Items from a dataset:

-----

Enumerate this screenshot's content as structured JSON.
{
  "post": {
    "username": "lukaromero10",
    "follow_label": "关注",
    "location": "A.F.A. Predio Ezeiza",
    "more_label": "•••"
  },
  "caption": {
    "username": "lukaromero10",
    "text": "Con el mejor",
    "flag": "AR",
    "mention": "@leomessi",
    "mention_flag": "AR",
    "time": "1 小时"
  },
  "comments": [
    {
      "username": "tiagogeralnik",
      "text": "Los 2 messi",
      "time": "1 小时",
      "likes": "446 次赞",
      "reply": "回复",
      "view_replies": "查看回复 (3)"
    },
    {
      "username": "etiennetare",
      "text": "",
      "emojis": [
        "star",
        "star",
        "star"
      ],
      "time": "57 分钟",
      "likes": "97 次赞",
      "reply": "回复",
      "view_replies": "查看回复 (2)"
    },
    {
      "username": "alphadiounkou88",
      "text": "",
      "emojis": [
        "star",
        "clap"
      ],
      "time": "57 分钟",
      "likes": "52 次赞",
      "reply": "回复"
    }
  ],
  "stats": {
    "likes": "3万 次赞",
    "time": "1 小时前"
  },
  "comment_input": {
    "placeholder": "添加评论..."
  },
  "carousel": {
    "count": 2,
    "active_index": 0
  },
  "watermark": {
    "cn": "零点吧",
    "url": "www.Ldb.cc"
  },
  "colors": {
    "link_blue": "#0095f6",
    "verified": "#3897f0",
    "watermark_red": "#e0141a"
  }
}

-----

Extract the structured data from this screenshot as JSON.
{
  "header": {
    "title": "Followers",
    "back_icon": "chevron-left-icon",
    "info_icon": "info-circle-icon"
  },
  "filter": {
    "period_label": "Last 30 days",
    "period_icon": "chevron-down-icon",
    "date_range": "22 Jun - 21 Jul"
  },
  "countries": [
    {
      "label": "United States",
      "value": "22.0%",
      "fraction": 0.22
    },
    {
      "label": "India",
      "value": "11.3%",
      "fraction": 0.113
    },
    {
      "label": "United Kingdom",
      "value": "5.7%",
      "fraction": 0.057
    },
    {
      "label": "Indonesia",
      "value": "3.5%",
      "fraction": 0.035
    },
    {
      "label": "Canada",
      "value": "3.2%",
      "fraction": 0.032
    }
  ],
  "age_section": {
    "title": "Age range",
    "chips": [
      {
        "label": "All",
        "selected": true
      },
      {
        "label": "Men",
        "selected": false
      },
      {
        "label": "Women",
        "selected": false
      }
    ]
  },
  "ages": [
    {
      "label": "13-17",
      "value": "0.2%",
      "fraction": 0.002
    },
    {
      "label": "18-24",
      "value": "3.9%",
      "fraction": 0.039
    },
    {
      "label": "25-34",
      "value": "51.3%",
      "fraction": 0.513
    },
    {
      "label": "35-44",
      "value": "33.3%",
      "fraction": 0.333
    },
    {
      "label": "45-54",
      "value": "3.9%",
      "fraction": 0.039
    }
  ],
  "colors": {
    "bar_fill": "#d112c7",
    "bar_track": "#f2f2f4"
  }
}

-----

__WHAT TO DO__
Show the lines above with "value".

__RESPONSE TO THE EXERCISE__
      "value": "22.0%",
      "value": "11.3%",
      "value": "5.7%",
      "value": "3.5%",
      "value": "3.2%",
      "value": "0.2%",
      "value": "3.9%",
      "value": "51.3%",
      "value": "33.3%",
      "value": "3.9%",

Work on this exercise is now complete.